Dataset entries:
○ ○ ○ ○

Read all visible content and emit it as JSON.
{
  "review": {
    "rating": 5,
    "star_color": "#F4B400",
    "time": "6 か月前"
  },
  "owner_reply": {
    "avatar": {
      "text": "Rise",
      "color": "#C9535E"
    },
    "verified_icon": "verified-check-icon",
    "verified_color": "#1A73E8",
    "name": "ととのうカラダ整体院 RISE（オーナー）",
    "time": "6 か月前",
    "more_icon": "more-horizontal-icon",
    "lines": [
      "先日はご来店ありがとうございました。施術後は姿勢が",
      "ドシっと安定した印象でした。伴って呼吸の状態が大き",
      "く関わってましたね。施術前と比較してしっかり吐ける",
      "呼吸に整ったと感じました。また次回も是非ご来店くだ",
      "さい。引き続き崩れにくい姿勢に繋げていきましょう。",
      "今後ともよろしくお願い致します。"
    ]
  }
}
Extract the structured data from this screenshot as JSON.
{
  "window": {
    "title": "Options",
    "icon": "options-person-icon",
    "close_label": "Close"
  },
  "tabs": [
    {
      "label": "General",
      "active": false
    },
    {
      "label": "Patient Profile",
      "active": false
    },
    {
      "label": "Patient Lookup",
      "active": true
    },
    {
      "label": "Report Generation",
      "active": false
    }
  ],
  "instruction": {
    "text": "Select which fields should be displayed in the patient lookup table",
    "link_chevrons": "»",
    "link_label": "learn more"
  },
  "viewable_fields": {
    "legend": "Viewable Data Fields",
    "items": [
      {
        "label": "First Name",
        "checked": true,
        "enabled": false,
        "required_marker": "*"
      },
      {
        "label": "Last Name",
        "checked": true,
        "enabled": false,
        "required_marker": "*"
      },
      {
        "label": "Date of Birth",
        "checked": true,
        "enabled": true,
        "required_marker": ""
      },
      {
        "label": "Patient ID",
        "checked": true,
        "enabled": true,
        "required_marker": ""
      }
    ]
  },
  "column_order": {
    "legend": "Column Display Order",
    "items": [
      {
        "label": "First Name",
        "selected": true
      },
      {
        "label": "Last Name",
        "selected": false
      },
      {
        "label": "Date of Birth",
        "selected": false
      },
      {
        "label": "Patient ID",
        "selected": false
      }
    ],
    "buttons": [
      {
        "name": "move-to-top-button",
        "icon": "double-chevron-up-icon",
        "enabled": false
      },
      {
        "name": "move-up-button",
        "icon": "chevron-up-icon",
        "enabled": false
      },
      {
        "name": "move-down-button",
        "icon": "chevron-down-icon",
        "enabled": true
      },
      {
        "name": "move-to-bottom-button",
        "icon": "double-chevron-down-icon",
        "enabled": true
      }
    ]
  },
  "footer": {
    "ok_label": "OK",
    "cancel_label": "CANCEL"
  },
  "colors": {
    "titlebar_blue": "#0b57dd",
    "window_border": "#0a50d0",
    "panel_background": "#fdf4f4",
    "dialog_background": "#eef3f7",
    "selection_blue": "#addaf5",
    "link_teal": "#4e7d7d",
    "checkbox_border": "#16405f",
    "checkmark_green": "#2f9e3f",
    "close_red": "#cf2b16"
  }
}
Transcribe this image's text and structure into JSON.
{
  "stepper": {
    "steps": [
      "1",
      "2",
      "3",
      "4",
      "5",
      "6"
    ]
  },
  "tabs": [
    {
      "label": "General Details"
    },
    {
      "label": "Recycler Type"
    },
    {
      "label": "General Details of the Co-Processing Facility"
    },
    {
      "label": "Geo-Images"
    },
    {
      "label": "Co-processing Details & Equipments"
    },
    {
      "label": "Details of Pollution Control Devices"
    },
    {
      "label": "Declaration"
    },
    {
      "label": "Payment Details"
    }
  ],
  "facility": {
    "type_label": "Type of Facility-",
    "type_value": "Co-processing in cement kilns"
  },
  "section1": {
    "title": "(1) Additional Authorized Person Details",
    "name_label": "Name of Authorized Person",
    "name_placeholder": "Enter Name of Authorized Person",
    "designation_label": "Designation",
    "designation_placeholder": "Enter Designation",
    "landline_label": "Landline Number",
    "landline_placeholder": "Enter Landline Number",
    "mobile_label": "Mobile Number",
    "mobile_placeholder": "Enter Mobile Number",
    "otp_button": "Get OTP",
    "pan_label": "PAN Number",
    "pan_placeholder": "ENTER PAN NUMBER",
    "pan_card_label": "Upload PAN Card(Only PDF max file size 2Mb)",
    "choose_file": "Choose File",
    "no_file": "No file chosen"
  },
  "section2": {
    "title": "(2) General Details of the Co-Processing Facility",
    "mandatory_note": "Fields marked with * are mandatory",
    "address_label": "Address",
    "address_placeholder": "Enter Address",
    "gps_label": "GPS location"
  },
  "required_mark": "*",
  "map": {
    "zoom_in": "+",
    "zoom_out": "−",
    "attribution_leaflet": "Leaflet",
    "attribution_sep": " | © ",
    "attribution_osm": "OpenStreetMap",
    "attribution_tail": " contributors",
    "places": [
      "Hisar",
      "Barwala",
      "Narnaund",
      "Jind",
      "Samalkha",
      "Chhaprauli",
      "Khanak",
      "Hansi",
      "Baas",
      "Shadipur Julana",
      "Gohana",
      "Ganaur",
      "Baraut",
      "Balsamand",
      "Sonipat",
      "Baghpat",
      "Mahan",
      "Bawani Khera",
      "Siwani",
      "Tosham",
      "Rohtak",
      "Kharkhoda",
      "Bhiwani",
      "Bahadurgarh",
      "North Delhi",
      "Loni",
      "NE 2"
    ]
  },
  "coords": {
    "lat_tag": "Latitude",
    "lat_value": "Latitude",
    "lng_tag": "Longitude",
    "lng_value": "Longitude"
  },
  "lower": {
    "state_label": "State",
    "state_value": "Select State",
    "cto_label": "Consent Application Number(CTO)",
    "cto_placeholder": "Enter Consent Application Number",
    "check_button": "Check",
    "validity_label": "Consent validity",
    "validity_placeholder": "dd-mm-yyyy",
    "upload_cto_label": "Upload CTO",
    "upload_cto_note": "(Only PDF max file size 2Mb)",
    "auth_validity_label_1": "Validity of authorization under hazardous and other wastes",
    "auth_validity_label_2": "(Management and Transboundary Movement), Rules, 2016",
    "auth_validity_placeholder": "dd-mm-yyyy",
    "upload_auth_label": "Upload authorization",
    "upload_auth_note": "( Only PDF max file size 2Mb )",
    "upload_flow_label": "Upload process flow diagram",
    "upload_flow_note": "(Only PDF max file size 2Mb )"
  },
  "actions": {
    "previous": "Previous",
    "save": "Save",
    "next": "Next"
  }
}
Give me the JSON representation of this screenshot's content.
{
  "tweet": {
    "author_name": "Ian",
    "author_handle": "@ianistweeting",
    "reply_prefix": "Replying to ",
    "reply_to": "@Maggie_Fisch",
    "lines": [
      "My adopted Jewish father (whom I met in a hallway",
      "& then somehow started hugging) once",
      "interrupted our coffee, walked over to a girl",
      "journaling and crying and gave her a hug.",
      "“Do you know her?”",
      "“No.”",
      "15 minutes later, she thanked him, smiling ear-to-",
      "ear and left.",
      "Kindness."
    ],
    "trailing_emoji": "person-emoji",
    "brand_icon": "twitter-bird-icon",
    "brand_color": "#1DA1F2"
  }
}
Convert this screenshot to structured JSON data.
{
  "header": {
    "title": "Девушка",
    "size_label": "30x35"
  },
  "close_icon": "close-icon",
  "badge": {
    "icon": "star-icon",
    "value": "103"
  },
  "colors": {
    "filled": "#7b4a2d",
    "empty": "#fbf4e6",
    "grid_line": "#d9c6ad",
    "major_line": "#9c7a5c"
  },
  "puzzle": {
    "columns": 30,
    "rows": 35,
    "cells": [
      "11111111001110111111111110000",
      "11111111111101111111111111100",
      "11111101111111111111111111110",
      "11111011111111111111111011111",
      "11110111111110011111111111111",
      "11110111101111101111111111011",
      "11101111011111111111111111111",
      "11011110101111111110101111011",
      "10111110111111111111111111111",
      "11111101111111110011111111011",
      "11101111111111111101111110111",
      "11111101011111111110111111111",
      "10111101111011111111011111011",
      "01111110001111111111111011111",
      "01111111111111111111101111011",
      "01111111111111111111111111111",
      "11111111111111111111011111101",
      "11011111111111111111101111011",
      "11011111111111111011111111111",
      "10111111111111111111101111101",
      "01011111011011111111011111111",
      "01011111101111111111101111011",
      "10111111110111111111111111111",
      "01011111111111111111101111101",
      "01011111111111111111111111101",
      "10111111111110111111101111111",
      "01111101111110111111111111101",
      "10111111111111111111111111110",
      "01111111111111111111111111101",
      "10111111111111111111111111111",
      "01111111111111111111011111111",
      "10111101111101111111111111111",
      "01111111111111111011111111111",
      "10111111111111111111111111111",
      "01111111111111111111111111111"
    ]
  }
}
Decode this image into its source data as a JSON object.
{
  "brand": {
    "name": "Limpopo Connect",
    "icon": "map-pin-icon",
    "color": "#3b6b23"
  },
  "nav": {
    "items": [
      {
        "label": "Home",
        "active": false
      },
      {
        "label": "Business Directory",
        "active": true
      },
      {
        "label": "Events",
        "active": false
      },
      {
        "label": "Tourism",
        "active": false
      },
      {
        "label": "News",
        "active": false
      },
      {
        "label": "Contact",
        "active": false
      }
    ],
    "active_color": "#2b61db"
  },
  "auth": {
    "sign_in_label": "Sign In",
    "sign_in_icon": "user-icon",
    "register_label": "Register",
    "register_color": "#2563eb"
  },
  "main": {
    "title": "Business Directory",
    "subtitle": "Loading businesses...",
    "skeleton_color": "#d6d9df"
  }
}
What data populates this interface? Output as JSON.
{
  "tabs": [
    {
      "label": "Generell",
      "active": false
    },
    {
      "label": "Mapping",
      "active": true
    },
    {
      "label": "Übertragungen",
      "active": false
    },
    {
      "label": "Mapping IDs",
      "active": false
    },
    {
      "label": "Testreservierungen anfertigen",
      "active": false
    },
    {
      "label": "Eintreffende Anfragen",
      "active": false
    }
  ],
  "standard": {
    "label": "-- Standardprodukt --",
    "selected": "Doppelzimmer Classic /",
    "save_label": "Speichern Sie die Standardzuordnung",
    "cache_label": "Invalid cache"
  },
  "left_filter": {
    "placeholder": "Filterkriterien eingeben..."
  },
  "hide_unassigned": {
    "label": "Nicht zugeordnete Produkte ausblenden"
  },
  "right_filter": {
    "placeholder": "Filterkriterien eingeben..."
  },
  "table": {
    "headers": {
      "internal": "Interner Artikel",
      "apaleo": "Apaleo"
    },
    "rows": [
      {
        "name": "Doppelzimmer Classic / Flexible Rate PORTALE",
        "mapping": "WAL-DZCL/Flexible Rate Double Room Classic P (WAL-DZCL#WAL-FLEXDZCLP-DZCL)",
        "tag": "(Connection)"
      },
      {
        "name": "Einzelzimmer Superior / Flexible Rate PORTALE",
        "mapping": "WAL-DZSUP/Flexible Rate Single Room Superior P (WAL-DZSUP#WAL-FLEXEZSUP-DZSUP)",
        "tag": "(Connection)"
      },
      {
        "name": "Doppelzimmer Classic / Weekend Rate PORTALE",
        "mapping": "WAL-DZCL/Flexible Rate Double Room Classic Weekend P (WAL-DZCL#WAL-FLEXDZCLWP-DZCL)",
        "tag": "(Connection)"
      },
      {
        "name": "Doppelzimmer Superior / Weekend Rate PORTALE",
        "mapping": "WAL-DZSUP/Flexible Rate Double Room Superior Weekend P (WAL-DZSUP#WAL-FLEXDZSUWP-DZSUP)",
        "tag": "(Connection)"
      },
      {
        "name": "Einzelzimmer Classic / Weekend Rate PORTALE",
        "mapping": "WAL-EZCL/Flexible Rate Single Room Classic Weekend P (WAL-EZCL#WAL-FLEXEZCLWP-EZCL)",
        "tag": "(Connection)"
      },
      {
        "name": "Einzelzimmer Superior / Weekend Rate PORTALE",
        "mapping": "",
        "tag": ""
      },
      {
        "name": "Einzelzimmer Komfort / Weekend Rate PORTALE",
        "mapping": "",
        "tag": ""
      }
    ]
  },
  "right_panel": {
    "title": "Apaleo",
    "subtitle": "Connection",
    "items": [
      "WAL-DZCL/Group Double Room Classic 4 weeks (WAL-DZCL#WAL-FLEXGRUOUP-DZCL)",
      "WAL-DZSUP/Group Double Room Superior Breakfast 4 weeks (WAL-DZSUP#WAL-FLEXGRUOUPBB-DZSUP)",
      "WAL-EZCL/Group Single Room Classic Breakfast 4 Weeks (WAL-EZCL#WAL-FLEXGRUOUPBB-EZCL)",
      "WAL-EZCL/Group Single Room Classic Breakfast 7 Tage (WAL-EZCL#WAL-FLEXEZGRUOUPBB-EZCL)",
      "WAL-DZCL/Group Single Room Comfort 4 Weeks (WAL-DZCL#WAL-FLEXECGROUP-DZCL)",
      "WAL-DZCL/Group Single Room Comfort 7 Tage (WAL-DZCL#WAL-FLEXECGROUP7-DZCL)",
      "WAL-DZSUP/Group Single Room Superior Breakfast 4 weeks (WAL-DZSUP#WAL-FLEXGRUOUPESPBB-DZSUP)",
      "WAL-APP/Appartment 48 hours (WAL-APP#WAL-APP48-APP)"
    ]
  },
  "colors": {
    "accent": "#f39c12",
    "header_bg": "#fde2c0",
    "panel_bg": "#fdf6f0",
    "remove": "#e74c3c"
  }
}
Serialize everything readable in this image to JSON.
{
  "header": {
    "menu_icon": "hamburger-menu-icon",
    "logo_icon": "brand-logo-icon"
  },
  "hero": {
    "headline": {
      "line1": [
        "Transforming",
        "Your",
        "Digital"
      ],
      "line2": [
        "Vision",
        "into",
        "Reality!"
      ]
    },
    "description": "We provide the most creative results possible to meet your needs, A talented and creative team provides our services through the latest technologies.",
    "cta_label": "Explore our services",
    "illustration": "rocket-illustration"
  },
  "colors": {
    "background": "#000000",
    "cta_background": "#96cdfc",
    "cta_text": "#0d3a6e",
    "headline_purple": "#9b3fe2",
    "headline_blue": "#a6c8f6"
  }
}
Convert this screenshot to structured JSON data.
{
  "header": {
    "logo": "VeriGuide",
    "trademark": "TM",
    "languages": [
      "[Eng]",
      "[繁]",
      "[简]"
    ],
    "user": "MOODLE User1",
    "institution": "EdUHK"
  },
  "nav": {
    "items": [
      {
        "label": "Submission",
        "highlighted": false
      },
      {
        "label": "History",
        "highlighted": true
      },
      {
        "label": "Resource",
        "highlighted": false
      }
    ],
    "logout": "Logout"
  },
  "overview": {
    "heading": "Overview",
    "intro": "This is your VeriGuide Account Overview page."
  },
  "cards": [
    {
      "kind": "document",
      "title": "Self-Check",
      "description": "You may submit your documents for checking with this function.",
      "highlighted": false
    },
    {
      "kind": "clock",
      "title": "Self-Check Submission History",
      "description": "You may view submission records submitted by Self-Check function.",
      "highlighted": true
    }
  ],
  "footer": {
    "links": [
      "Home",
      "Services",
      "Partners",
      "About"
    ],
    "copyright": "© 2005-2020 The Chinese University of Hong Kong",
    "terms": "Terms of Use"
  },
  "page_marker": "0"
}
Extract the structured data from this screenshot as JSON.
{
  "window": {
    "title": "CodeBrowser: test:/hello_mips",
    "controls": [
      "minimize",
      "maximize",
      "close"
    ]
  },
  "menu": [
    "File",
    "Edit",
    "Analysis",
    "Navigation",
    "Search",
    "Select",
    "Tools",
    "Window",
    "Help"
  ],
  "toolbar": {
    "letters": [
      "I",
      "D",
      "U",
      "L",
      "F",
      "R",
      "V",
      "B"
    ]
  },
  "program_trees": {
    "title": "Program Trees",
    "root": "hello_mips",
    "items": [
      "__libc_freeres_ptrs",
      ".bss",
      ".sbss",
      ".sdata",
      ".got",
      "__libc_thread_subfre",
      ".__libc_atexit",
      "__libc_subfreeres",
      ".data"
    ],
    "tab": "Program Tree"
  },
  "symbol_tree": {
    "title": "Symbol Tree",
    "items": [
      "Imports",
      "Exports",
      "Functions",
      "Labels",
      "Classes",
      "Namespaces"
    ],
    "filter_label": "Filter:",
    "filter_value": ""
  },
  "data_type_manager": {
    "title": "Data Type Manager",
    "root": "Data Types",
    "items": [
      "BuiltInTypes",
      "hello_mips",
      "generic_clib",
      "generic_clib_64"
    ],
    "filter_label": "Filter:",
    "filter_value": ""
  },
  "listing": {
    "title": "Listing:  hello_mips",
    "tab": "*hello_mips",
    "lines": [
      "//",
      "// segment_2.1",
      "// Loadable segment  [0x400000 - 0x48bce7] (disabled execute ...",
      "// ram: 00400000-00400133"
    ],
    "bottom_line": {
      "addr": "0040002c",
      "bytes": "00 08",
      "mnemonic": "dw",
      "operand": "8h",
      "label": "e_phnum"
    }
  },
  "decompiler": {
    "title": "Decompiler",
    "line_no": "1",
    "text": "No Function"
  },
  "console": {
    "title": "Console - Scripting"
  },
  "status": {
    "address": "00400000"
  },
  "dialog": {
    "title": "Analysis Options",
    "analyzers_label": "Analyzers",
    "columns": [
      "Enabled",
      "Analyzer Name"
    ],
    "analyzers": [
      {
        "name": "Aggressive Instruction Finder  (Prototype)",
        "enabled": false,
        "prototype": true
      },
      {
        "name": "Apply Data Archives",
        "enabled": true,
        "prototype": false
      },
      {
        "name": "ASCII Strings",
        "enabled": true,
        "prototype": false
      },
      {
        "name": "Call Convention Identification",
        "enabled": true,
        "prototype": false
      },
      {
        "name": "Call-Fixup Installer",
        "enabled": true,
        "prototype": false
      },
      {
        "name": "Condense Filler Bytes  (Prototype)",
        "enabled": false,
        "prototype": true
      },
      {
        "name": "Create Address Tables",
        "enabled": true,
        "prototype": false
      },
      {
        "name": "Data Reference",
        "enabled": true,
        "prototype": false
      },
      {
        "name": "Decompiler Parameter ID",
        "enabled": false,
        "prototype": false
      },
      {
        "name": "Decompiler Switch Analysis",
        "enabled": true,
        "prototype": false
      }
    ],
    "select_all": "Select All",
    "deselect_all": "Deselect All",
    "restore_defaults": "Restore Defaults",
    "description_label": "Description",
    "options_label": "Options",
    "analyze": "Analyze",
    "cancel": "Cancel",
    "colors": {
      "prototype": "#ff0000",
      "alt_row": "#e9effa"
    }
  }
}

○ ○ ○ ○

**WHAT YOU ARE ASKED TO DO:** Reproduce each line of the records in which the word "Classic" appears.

**RESPONSE TO THE TASK:**
    "selected": "Doppelzimmer Classic /",
        "name": "Doppelzimmer Classic / Flexible Rate PORTALE",
        "mapping": "WAL-DZCL/Flexible Rate Double Room Classic P (WAL-DZCL#WAL-FLEXDZCLP-DZCL)",
        "name": "Doppelzimmer Classic / Weekend Rate PORTALE",
        "mapping": "WAL-DZCL/Flexible Rate Double Room Classic Weekend P (WAL-DZCL#WAL-FLEXDZCLWP-DZCL)",
        "name": "Einzelzimmer Classic / Weekend Rate PORTALE",
        "mapping": "WAL-EZCL/Flexible Rate Single Room Classic Weekend P (WAL-EZCL#WAL-FLEXEZCLWP-EZCL)",
      "WAL-DZCL/Group Double Room Classic 4 weeks (WAL-DZCL#WAL-FLEXGRUOUP-DZCL)",
      "WAL-EZCL/Group Single Room Classic Breakfast 4 Weeks (WAL-EZCL#WAL-FLEXGRUOUPBB-EZCL)",
      "WAL-EZCL/Group Single Room Classic Breakfast 7 Tage (WAL-EZCL#WAL-FLEXEZGRUOUPBB-EZCL)",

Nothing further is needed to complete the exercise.